Unix is not a single
operating system. It has many flavors (aka. variants, types, or implementations).
Although based on a core set of Unix commands, different flavors have their
own unique commands and features, and designed to work with different types
of hardware. No one knows exactly how many Unix flavors are there, but it is
safe to say that if including all those that are obscure and obsolete, the number
of Unix flavors is at least in the hundreds. You can often tell that an operating
system is in the Unix family if it has a name that is a combination of the letters
U, I, and X.
The following is
some of the well-known Unix flavors, with links to their official home pages.
BSD/OS (BSDi) by Wind River CLIX by Intergraph Corp. Debian GNU/Linux by Software in the Public
Interest, Inc. Tru64 Unix (formerly Digital Unix)
by Compaq Computer Corp.
by IBM (formerly by Sequent Computer Systems)
Esix Unix Esix Systems
FreeBSD by FreeBSD Group GNU Herd by GNU Organization HAL
SPARC64/OS by HAL Computer Systems, Inc.
Irix by Silicon Graphics,
Linux by several groups several
LynxOS by Lynx Real-Time
Systems, Inc. MacOS X Server by Apple Computer,

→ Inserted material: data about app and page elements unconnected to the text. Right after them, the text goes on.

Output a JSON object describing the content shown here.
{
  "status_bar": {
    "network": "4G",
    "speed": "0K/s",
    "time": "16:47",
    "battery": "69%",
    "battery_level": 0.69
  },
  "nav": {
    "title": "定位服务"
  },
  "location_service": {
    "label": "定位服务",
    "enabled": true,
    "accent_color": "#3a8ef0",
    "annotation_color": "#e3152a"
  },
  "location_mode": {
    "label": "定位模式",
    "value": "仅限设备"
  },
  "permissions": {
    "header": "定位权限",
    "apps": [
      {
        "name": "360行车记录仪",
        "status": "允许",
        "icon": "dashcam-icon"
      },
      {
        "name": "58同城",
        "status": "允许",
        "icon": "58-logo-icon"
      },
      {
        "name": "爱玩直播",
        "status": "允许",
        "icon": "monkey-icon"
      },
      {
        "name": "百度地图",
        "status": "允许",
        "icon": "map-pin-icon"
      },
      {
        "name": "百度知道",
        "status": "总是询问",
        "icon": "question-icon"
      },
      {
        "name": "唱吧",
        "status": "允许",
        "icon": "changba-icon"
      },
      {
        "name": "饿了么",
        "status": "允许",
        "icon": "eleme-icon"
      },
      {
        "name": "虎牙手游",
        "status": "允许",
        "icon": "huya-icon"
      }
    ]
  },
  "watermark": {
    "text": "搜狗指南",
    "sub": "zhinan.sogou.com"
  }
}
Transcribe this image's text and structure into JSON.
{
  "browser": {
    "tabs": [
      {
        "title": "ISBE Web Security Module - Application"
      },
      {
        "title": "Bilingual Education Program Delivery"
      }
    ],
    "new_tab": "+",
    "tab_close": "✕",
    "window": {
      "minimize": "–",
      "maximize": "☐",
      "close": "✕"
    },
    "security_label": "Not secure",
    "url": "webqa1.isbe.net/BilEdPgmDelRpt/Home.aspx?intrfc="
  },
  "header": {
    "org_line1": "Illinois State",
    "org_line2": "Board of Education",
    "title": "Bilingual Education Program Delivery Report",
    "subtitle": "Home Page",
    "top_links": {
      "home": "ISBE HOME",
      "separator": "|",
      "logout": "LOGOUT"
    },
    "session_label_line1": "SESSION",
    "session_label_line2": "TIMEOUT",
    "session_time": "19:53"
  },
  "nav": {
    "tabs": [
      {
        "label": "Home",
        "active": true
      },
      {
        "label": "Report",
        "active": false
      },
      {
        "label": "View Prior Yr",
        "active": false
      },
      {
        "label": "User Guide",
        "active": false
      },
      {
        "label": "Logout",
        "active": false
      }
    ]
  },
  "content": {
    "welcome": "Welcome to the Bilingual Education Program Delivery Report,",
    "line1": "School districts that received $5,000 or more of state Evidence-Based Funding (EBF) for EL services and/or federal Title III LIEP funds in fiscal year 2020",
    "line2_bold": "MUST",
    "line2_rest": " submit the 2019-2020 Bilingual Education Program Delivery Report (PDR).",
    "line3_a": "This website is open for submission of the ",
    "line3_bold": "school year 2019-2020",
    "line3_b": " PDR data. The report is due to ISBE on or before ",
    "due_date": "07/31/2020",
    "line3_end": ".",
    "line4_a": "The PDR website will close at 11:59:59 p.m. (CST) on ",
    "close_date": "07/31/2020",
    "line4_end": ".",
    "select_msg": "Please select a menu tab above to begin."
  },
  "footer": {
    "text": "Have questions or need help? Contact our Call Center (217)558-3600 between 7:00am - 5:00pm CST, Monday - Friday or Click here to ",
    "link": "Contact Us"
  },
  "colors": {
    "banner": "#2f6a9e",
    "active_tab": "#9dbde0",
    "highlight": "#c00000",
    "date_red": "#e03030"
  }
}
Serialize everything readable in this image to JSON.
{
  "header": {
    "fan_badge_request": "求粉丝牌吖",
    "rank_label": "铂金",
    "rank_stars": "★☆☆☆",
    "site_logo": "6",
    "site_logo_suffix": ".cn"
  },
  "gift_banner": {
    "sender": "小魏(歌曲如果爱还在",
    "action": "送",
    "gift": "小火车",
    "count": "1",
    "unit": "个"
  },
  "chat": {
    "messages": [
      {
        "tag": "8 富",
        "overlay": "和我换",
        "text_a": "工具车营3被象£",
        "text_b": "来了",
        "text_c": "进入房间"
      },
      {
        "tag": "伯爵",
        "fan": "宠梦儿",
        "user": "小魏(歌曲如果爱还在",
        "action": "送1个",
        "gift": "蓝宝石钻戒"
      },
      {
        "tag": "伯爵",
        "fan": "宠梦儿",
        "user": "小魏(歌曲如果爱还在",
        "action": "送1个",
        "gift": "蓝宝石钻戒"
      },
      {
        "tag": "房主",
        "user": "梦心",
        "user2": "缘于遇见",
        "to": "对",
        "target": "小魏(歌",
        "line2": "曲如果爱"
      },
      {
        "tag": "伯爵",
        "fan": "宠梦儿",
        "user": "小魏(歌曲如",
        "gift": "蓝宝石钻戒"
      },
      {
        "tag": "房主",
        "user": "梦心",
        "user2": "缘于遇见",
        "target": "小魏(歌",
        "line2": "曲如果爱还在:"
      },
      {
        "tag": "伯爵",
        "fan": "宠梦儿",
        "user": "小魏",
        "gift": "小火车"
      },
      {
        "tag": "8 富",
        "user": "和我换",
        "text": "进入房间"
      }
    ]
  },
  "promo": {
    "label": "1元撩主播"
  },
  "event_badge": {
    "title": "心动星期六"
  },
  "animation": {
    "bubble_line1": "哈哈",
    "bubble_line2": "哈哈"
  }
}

Inc. NetBSD by NetBSD Group
NonStop-UX by Compaq Computer Corporation
OpenBSD by OpenBSD Group OpenLinux by Caldera Systems, Inc.
Openstep by Apple Computer, Inc.
Red Hat Linux by Red Hat Software, Inc.
Unix by Siemens AG SCO Unix by The Santa Cruz Operation
Inc. Solaris by Sun Microsystems
SuSE by S.u.S.E., Inc.
Silicon Graphics, Inc.
UTS by UTS Global, LLC